Third – and this one is trickier to spot – most mammals, except for two types, give birth to live young. That means, instead of being in an egg – which was laid by the female – and waiting for several days or weeks to hatch, the baby mammal is born already developed and alive. The amount of time that babies spend in the mother’s stomach – the gestation period – varies from species to species.
The rat’s gestation period is 21 days. For humans, we know that it is 40 weeks and for baby elephants, a 20 month stay in the womb is needed before they will venture out! Kangaroos, and other marsupials, will carry their live born young in a pouch on their bodies until they are big enough to survive in the outside world. The only two mammals that lay eggs are ekidnahs – an ant eating mammal that looks a bit like a hedgehog and carries its eggs in a pouch on its body – and the platypus – a duck-billed mammal that can live underwater and lays eggs in a nest.
Mammals, more so than other animals, take relatively good care of their young. Mother mammals take the trouble to feed their young, clean them and protect them until the babies are ready to fend for themselves. (Baby elephants also receive care from another designated female elephant that is known as an -˜aunt’!) In the animal kingdom, maturity is reached fairly quickly – often within weeks or months – as opposed to the human situation where raising children takes years! Have your child watch some mammals in a zoo and observe what the mothers do for their young.
(Monkeys are always especially good subjects for this.) The ONE thing that ALL mammals do, whether they live on land or under water – and this sets them completely aside from other animals – is that they feed their babies with milk from their own bodies! A farm, in the spring, is a great place to see this happening! Pigs, cows, goats, etc all can be found nursing their young. Mammalian milk is basically made from water and a collection of nutrients including proteins, fat, carbohydrates and vitamins.

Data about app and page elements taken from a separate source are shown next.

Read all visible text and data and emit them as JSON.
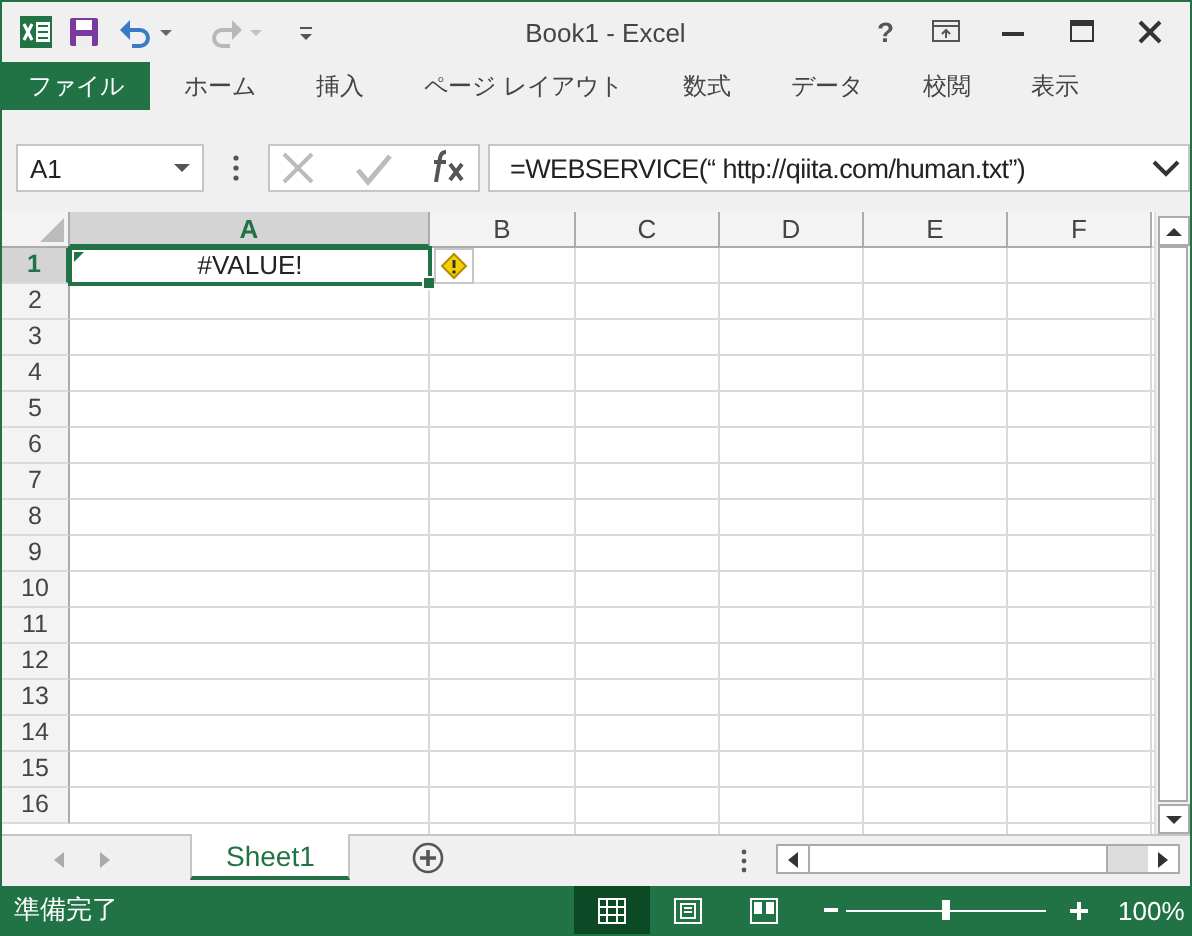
{
  "window": {
    "title": "Book1 - Excel",
    "help": "?"
  },
  "quick_access": [
    {
      "kind": "save",
      "disabled": false
    },
    {
      "kind": "undo",
      "disabled": false
    },
    {
      "kind": "redo",
      "disabled": true
    },
    {
      "kind": "customize",
      "disabled": false
    }
  ],
  "ribbon_tabs": [
    {
      "label": "ファイル",
      "kind": "file",
      "selected": false
    },
    {
      "label": "ホーム",
      "kind": "tab",
      "selected": false
    },
    {
      "label": "挿入",
      "kind": "tab",
      "selected": false
    },
    {
      "label": "ページ レイアウト",
      "kind": "tab",
      "selected": false
    },
    {
      "label": "数式",
      "kind": "tab",
      "selected": false
    },
    {
      "label": "データ",
      "kind": "tab",
      "selected": false
    },
    {
      "label": "校閲",
      "kind": "tab",
      "selected": false
    },
    {
      "label": "表示",
      "kind": "tab",
      "selected": false
    }
  ],
  "formula_bar": {
    "name_box": "A1",
    "formula": "=WEBSERVICE(“ http://qiita.com/human.txt”)"
  },
  "columns": [
    {
      "label": "A",
      "selected": true
    },
    {
      "label": "B",
      "selected": false
    },
    {
      "label": "C",
      "selected": false
    },
    {
      "label": "D",
      "selected": false
    },
    {
      "label": "E",
      "selected": false
    },
    {
      "label": "F",
      "selected": false
    }
  ],
  "rows": [
    {
      "label": "1",
      "selected": true,
      "cells": [
        {
          "value": "#VALUE!",
          "selected": true,
          "error": true
        }
      ]
    },
    {
      "label": "2",
      "selected": false
    },
    {
      "label": "3",
      "selected": false
    },
    {
      "label": "4",
      "selected": false
    },
    {
      "label": "5",
      "selected": false
    },
    {
      "label": "6",
      "selected": false
    },
    {
      "label": "7",
      "selected": false
    },
    {
      "label": "8",
      "selected": false
    },
    {
      "label": "9",
      "selected": false
    },
    {
      "label": "10",
      "selected": false
    },
    {
      "label": "11",
      "selected": false
    },
    {
      "label": "12",
      "selected": false
    },
    {
      "label": "13",
      "selected": false
    },
    {
      "label": "14",
      "selected": false
    },
    {
      "label": "15",
      "selected": false
    },
    {
      "label": "16",
      "selected": false
    }
  ],
  "sheet_tabs": [
    {
      "label": "Sheet1",
      "selected": true
    }
  ],
  "status_bar": {
    "status": "準備完了",
    "views": [
      {
        "kind": "normal",
        "selected": true
      },
      {
        "kind": "page_layout",
        "selected": false
      },
      {
        "kind": "page_break",
        "selected": false
      }
    ],
    "zoom": {
      "level": 0.5,
      "reading": "100%"
    }
  }
}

The proportions of these ingredients in the milk vary from one mammal to the other and depend on the animal’s requirements within its habitat. When a mammal grows from its baby stages, it will, in terms of eating habits, become one of three things; an herbivore – eats just plants – a carnivore – eats meat which may include insects – or an omnivore – eats either.
One more thing that you can teach your children is that some mammals that live in places where the temperature becomes very cold will hibernate. This means that they sleep throughout the winter months, when food may be scarce, in order to conserve energy.
Here’s a tip for your field trip – don’t bug animals that are in the process of hibernating – especially bears!! They’ll be cranky and, don’t forget, very hungry! When your field trip is over, and you are back home talking with your kids about what they observed, why not share some of the following mammal trivia; The largest mammal – and biggest animal in the history of the world – is the blue whale! Its length is 27m and it weighs 150 tons.
The tallest, at about 20 meters in height, is the giraffe. A baby kangaroo is called a joey and is the size of a bean when it is born and crawls into its mother’s pouch. Grey wales have the longest migration – moving from one place to another to feed or breed in desirable temperatures – of all animals; in one year they make a round trip of up to 20000km. Female elephants – and not the males -are the herd leaders or matriarchs…males get pushed out to go live on their own.